He’s had great success at the junior level with his aggressive style, but that may need to change as he turns pro. Some aggressive goaltenders tend to push the gas pedal harder once they run into challenges at a higher level, which is the worst thing you could do. All signs indicate that Parsons has the hockey IQ make the proper adjustment, and his puck-tracking should be good enough to get him through early on.
Mark Scheig of The Hockey Writers saw Parsons face off against the Erie Otters a lot over the past three seasons, culminating in Parsons nearly stealing their seven-game playoff series this past spring. He thinks that Parsons is ready for the next level.
He’s ready for the next part of his development. He has nothing else to prove in juniors and is just a year or two away from claiming the Flames’ net. His poise and comfort on the big stage will help him gain early success when his time comes.
What comes next?
Parsons turns 20 in December and he signed his entry-level contract last season, so under the terms of the CBA, his contract will start running this season no matter where he ends up. Based on comments from Flames management, he won’t be returning to the OHL and will be finding a home – somewhere – in the minor-pro system. Given that the goal is probably to get him a ton of playing time, I’d expect him to be on the move a bit between Stockton and Kansas City in an effort to get him as many starts as possible this season.
|#20 – Ryan Lomberg||#19 – Adam Ollas Mattsson|
|#18 – Daniel Pribyl||#17 – Eetu Tuulola|
|#16 – Adam Ruzicka||#15 – Emile Poirier|
|#14 – David Rittich||#13 – Hunter Shinkaruk|
|#12 – Matthew Phillips||#11 – Jon Gillies|
|#10 – Morgan Klimchuk||#9 – Andrew Mangiapane|
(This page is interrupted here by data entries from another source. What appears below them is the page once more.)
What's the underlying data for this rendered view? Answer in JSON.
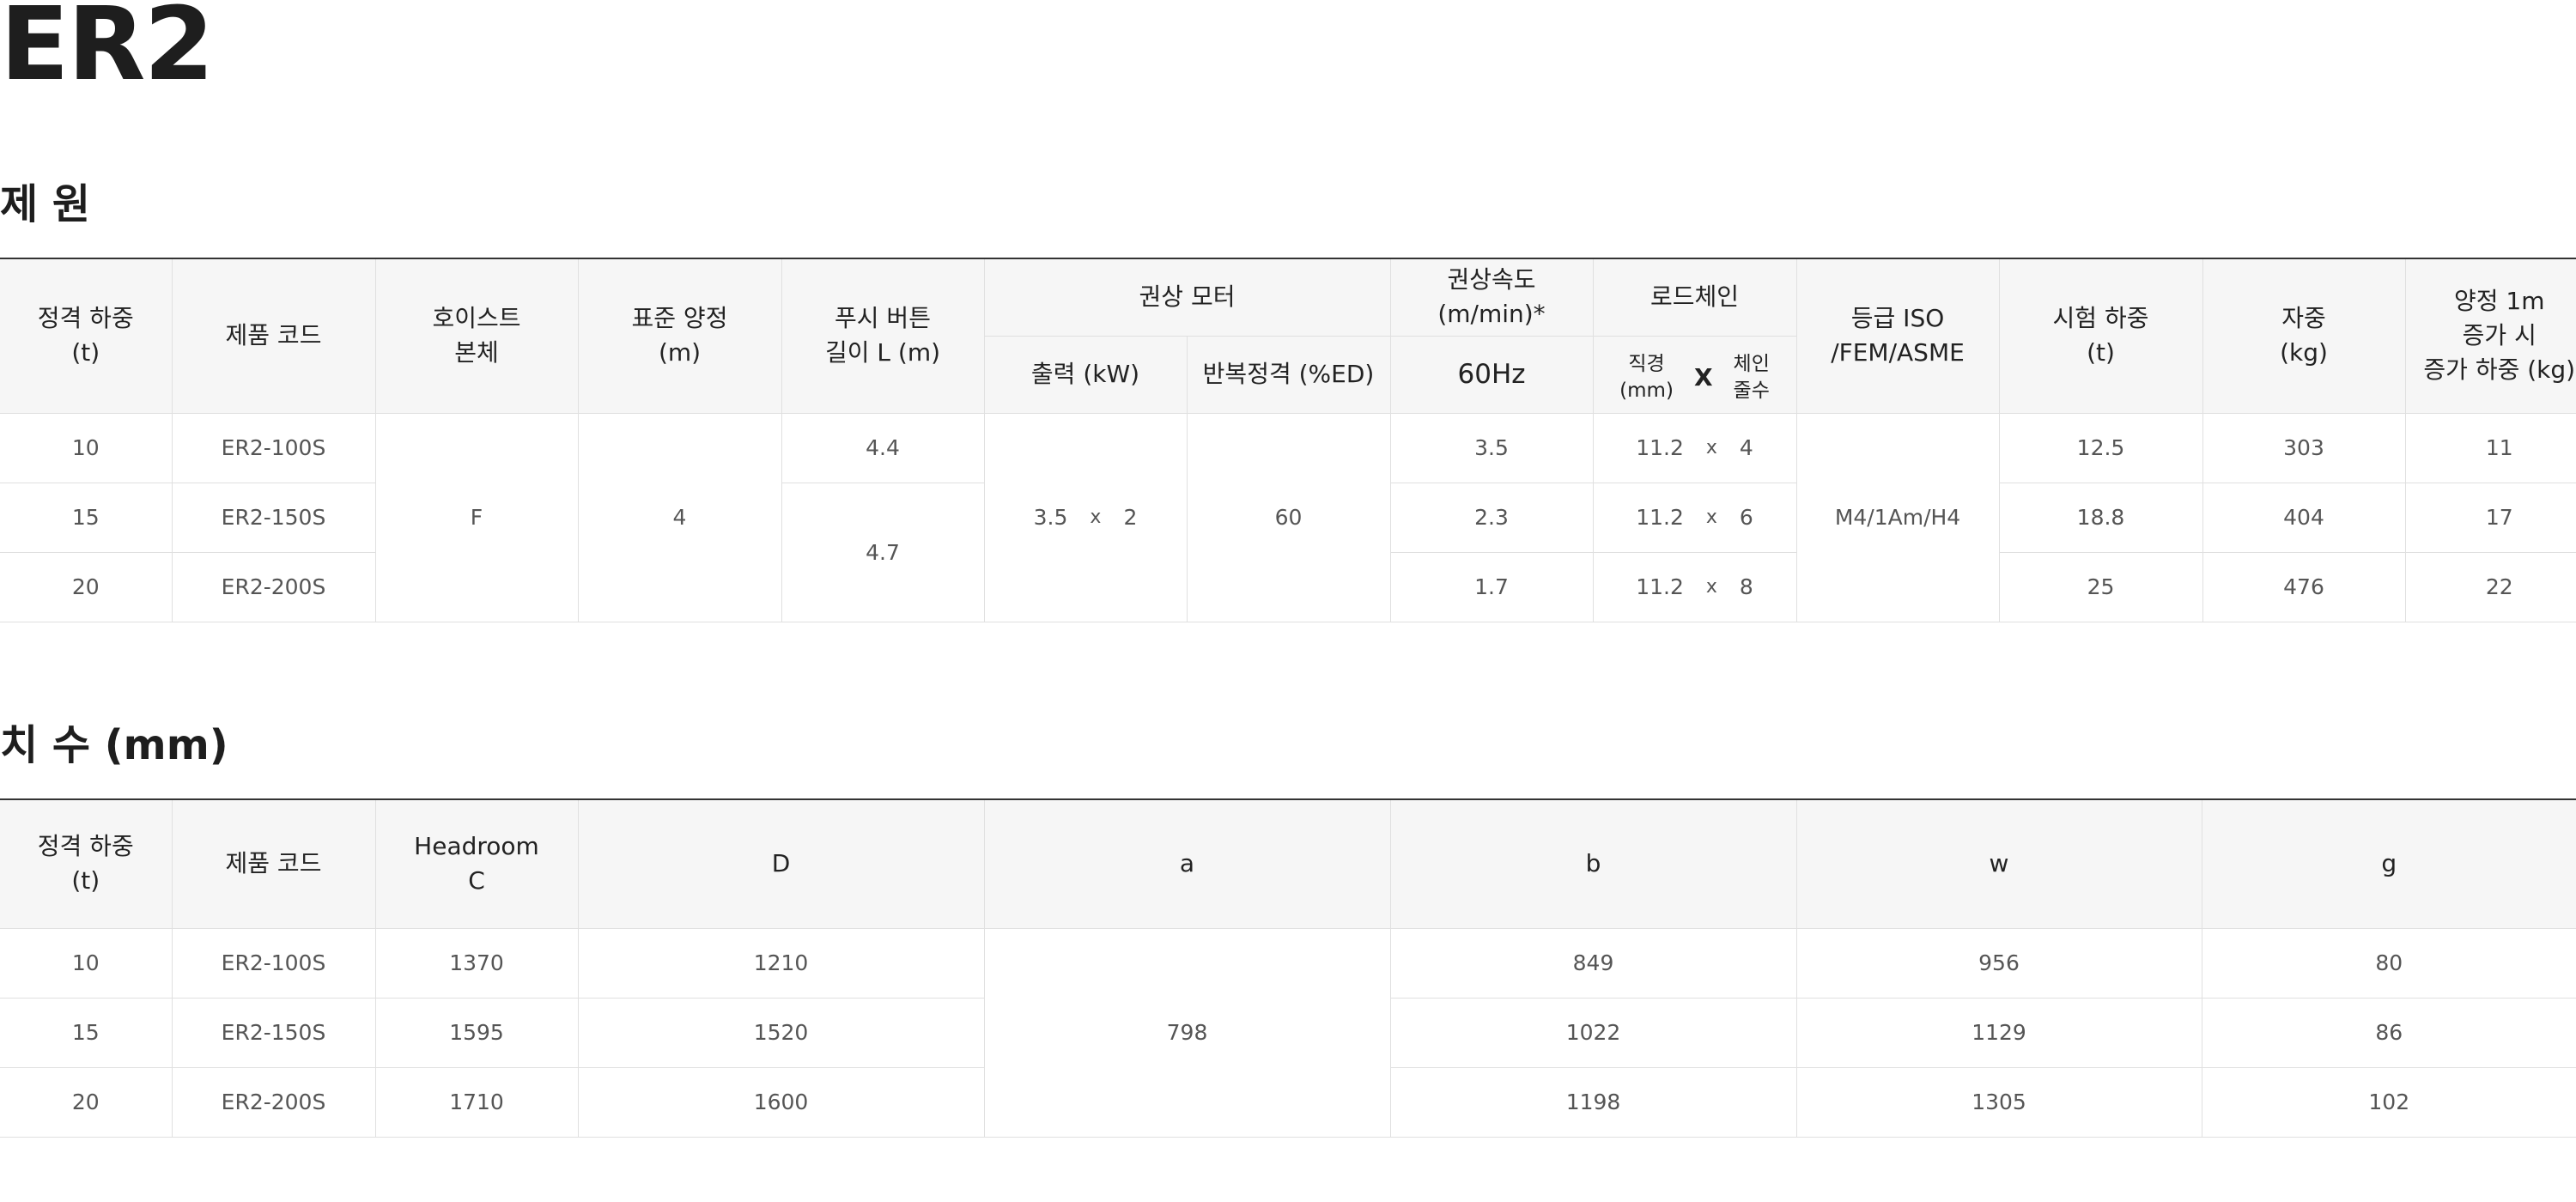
{
  "title": "ER2",
  "spec": {
    "heading": "제 원",
    "headers": {
      "rated_load": [
        "정격 하중",
        "(t)"
      ],
      "product_code": "제품 코드",
      "hoist_body": [
        "호이스트",
        "본체"
      ],
      "std_lift": [
        "표준 양정",
        "(m)"
      ],
      "push_button": [
        "푸시 버튼",
        "길이 L (m)"
      ],
      "motor": "권상 모터",
      "motor_output": "출력 (kW)",
      "motor_duty": "반복정격 (%ED)",
      "speed": "권상속도 (m/min)*",
      "speed_hz": "60Hz",
      "chain": "로드체인",
      "chain_dia": [
        "직경",
        "(mm)"
      ],
      "chain_x": "X",
      "chain_falls": [
        "체인",
        "줄수"
      ],
      "grade": [
        "등급 ISO",
        "/FEM/ASME"
      ],
      "test_load": [
        "시험 하중",
        "(t)"
      ],
      "weight": [
        "자중",
        "(kg)"
      ],
      "extra_weight": [
        "양정 1m",
        "증가 시",
        "증가 하중 (kg)"
      ]
    },
    "shared": {
      "hoist_body": "F",
      "std_lift": "4",
      "motor_kw": "3.5",
      "motor_x": "x",
      "motor_count": "2",
      "duty": "60",
      "grade": "M4/1Am/H4"
    },
    "push_button_values": [
      "4.4",
      "4.7"
    ],
    "rows": [
      {
        "rated": "10",
        "code": "ER2-100S",
        "speed": "3.5",
        "chain_dia": "11.2",
        "chain_x": "x",
        "falls": "4",
        "test": "12.5",
        "weight": "303",
        "extra": "11"
      },
      {
        "rated": "15",
        "code": "ER2-150S",
        "speed": "2.3",
        "chain_dia": "11.2",
        "chain_x": "x",
        "falls": "6",
        "test": "18.8",
        "weight": "404",
        "extra": "17"
      },
      {
        "rated": "20",
        "code": "ER2-200S",
        "speed": "1.7",
        "chain_dia": "11.2",
        "chain_x": "x",
        "falls": "8",
        "test": "25",
        "weight": "476",
        "extra": "22"
      }
    ]
  },
  "dims": {
    "heading": "치 수 (mm)",
    "headers": {
      "rated_load": [
        "정격 하중",
        "(t)"
      ],
      "product_code": "제품 코드",
      "headroom": [
        "Headroom",
        "C"
      ],
      "d": "D",
      "a": "a",
      "b": "b",
      "w": "w",
      "g": "g"
    },
    "a_value": "798",
    "rows": [
      {
        "rated": "10",
        "code": "ER2-100S",
        "c": "1370",
        "d": "1210",
        "b": "849",
        "w": "956",
        "g": "80"
      },
      {
        "rated": "15",
        "code": "ER2-150S",
        "c": "1595",
        "d": "1520",
        "b": "1022",
        "w": "1129",
        "g": "86"
      },
      {
        "rated": "20",
        "code": "ER2-200S",
        "c": "1710",
        "d": "1600",
        "b": "1198",
        "w": "1305",
        "g": "102"
      }
    ]
  }
}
|#8 – Dillon Dube||#7 – Spencer Foo|
|#6 – Mark Jankowski||#5 – Oliver Kylington|
|#4 – Adam Fox||#3 – Juuso Valimaki|
|#2 – Rasmus Andersson|